● Assigned task: This exercise asks for every line of the material that contains the word "Analógico".

● Dataset excerpts:
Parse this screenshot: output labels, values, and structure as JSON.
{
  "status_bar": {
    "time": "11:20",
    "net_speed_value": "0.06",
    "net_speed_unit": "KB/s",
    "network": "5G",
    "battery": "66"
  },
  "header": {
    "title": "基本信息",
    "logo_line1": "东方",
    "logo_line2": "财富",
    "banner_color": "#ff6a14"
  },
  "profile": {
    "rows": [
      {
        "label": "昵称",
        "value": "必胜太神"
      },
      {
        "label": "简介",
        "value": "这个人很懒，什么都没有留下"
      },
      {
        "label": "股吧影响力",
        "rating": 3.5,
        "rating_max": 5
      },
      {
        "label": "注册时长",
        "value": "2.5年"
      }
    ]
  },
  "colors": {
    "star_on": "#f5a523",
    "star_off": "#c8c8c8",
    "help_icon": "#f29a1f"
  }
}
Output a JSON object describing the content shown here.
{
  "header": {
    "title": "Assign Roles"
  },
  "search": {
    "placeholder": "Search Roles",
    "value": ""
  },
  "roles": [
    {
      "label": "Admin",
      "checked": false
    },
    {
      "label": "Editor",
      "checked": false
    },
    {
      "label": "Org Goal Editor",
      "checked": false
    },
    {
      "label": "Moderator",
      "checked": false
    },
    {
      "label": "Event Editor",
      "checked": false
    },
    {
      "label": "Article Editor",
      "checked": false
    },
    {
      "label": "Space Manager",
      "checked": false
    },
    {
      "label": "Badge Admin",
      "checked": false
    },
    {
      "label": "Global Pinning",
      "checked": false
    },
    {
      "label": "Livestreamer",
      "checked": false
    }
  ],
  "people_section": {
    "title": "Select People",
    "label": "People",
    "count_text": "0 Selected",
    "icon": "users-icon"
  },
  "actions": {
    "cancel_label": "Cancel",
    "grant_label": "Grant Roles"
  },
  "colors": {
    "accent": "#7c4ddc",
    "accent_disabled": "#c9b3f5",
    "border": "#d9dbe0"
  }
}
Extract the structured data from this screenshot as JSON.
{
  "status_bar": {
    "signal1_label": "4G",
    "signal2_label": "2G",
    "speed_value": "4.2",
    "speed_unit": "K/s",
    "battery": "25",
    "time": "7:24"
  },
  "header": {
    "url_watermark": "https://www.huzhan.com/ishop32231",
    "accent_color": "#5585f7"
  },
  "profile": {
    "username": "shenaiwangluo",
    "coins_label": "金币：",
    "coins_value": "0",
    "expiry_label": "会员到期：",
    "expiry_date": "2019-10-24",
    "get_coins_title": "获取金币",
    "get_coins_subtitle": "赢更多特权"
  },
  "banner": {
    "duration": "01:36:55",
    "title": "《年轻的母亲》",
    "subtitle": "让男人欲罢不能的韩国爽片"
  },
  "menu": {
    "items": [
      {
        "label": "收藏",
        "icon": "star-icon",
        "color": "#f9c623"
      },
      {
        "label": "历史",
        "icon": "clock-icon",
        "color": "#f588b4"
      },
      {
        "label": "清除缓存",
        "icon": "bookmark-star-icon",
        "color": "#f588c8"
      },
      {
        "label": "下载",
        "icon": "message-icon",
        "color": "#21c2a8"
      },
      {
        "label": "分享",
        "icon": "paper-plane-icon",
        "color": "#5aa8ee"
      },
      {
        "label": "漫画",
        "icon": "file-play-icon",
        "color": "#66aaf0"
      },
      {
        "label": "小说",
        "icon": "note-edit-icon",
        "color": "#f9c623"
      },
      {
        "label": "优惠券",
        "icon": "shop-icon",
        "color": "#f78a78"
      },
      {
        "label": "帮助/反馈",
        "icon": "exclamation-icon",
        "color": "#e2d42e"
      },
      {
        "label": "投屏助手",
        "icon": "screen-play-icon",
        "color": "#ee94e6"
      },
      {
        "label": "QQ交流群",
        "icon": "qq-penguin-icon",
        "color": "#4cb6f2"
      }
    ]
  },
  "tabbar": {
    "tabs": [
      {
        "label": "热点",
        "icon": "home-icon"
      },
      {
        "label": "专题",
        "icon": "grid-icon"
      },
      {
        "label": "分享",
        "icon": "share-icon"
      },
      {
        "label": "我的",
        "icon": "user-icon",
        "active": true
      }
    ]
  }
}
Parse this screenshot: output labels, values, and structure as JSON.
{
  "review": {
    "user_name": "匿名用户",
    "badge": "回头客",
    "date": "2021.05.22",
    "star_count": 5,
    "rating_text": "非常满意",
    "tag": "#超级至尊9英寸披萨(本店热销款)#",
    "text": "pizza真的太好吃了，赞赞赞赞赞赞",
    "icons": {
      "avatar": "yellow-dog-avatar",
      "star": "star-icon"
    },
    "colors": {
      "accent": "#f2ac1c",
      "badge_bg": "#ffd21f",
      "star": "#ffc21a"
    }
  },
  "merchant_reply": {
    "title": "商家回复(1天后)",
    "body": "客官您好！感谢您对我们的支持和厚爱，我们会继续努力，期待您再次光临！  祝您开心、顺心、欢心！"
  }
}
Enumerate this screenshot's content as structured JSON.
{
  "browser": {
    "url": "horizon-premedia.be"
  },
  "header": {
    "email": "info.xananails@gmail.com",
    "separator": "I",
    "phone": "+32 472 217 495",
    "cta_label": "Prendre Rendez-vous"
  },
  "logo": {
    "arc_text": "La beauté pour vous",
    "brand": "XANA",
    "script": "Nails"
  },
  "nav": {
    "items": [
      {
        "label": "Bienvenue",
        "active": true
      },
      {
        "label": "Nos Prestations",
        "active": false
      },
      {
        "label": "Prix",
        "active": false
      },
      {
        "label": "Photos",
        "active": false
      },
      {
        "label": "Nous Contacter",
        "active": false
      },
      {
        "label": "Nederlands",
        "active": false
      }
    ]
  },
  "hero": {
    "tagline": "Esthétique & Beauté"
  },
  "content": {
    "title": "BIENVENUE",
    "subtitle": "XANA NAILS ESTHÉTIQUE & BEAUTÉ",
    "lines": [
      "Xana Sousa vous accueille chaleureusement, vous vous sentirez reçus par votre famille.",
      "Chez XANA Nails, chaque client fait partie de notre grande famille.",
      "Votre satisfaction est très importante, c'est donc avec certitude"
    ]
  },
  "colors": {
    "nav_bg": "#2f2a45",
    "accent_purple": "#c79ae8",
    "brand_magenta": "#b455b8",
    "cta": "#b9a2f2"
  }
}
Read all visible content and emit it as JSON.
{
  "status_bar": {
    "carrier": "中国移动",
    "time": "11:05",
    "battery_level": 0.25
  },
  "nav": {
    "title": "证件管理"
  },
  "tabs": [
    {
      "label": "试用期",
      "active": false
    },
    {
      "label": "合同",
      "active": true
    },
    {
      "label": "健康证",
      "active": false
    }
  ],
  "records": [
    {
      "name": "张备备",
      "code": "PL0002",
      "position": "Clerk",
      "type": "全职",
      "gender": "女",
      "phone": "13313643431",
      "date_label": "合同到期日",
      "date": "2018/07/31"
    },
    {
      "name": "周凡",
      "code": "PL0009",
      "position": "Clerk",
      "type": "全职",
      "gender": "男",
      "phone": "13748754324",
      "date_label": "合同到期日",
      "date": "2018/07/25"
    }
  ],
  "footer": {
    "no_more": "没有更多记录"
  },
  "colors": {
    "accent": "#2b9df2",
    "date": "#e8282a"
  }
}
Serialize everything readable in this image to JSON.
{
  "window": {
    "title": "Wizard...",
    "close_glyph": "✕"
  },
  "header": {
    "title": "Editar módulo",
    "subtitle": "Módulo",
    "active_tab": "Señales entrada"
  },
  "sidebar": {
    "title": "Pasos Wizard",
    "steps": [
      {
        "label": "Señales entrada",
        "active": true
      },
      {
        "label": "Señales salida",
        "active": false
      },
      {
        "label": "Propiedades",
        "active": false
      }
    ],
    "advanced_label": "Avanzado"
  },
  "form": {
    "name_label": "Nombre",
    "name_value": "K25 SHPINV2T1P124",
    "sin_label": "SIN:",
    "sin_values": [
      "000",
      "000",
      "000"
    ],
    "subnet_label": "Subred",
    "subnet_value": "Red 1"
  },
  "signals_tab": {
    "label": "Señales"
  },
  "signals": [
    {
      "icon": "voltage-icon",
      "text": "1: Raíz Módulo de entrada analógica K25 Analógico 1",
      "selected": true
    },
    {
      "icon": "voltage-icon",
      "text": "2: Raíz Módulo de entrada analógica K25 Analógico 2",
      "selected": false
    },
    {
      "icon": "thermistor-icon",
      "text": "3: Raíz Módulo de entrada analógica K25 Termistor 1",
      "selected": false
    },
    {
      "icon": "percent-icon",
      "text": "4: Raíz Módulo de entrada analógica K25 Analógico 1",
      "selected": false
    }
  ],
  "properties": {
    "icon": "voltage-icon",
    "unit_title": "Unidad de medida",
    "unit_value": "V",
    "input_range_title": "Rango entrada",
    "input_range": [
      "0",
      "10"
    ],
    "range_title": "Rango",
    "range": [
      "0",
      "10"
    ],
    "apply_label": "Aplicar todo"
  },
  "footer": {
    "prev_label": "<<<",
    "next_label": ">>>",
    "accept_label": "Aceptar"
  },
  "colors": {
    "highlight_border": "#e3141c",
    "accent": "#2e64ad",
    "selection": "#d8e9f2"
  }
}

● Solved problem:
      "text": "1: Raíz Módulo de entrada analógica K25 Analógico 1",
      "text": "2: Raíz Módulo de entrada analógica K25 Analógico 2",
      "text": "4: Raíz Módulo de entrada analógica K25 Analógico 1",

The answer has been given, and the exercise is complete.